- _WORK TO COMPLETE_
Each entry needs to be reproduced exactly, with none left out.

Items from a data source
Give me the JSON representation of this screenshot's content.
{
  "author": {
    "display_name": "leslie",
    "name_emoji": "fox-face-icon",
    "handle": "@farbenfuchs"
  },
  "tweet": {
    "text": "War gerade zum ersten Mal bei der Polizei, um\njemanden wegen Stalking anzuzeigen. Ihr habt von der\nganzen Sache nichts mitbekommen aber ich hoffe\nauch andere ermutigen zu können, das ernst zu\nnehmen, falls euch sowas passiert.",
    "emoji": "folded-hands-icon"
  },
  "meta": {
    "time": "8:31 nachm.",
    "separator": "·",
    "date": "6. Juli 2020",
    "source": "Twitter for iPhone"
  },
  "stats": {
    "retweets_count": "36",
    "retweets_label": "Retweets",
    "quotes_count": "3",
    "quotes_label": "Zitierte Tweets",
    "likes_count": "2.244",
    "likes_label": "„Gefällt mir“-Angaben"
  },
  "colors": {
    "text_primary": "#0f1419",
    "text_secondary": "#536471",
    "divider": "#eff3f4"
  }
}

- _SOLUTION TO THE EXERCISE_
Give me the JSON representation of this screenshot's content.
{
  "author": {
    "display_name": "leslie",
    "name_emoji": "fox-face-icon",
    "handle": "@farbenfuchs"
  },
  "tweet": {
    "text": "War gerade zum ersten Mal bei der Polizei, um\njemanden wegen Stalking anzuzeigen. Ihr habt von der\nganzen Sache nichts mitbekommen aber ich hoffe\nauch andere ermutigen zu können, das ernst zu\nnehmen, falls euch sowas passiert.",
    "emoji": "folded-hands-icon"
  },
  "meta": {
    "time": "8:31 nachm.",
    "separator": "·",
    "date": "6. Juli 2020",
    "source": "Twitter for iPhone"
  },
  "stats": {
    "retweets_count": "36",
    "retweets_label": "Retweets",
    "quotes_count": "3",
    "quotes_label": "Zitierte Tweets",
    "likes_count": "2.244",
    "likes_label": "„Gefällt mir“-Angaben"
  },
  "colors": {
    "text_primary": "#0f1419",
    "text_secondary": "#536471",
    "divider": "#eff3f4"
  }
}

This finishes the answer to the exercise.